Choose a container that’s large enough to allow the tuber or clump to be placed with the collar area, where the tubers attach to last season’s stem, to sit 3″ deep in the soil.
We prefer plastic pots for starting dahlias. Soil moisture doesn’t evaporate through the sides of plastic containers as it does with terracotta and fiber pots. Limiting the evaporation helps avoid puzzling over “hmm, the sides are dry, does that mean the soil in the middle of my pot, where the tubers are, is dry too?” That raises the question of whether to water or not. Non-porous containers are easier to manage.
Make sure whatever material you choose for starter containers, there is at least one drainage hole in the bottom. If not, add one or choose new pots. Pooled water will rot tubers and that’s never good.
For starting single dahlia tubers, we use light weight 1 gallon nursery pots. They are 6.5″ at the top, 5″ at the base and 7″ tall. For dahlia clumps, which are both larger and often oddly shaped, we use 2 gallon nursery pots which measure 9″ x 9″ x 9″. Occasionally, it’s necessary to hunt for a larger container for really a large or weirdly formed tuber clump.

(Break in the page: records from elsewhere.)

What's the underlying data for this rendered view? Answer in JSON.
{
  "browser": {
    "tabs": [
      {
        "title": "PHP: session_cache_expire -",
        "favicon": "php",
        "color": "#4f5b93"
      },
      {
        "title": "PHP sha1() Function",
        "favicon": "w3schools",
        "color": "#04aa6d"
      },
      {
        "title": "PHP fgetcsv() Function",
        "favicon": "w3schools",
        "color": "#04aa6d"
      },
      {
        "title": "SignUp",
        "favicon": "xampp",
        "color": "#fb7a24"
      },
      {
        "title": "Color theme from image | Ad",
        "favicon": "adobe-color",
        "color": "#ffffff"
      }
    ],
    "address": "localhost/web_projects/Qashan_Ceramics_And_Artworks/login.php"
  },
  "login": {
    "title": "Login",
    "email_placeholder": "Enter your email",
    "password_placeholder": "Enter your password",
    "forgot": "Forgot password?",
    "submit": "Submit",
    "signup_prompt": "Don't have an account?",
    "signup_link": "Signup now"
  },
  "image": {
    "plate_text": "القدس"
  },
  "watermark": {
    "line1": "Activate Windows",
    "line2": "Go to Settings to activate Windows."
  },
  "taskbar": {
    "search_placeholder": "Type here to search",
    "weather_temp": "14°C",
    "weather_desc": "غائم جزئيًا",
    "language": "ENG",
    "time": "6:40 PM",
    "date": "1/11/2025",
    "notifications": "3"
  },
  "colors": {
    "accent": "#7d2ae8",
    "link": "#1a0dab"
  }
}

When it’s time to transplant the sprouted dahlias outdoors, these pots are washed, stacked in the shed and stored for next year’s use.
Watering Dahlia Tubers
Plant your tubers, water once to settle the soil and then try to refrain from watering again until you see sprouts. If no sprouts are visible after 3-4 weeks, add just a little water.
Wet soil encourages dahlia tuber rot; very lightly moist soil is the goal. At this stage little moisture is needed because the plants don’t yet have any stems or leaves. You’re just trying to provide a little “hey-wake-up” nudge, not a big drink.
Waiting for Sprouts: Everyone Hates to Wait
If you’ve grown dahlias before you know that they sprout when they’re good and ready. Some plants produce that first ground breaking sprout in under two weeks. We’ve also had perfectly healthy dahlia roots that took almost 6 weeks to show themselves.
The slow pokes tend to catch up by mid summer so don’t throw in the towel if you have a plant or two that seems to be doing nothing.
If you simply can’t stand waiting, here’s a little way to cheat. Gently, carefully, sweep away the soil in the pot where the sleepy dahlia is planted. Use the tip of your finger, take your time. The last thing you want to do now is tear off the top of a sprout that’s just under the soil surface, getting ready to emerge.
Gradually, dig down to where the tuber or clump is and look for signs of sprout development. Found a little shoot? Yea! Cover it back up with soil (we’ll never tell) and wait for it to work it’s way to the surface. No sprout yet? Give it another week or two.
Now that your know when to plant dahlias in your part of the country, need help with how to plant them? Find all you need to know here: Dahlia Planting Guide
Ready to choose dahlias for your garden? Find lots of delicious choices here: Buy Dahlias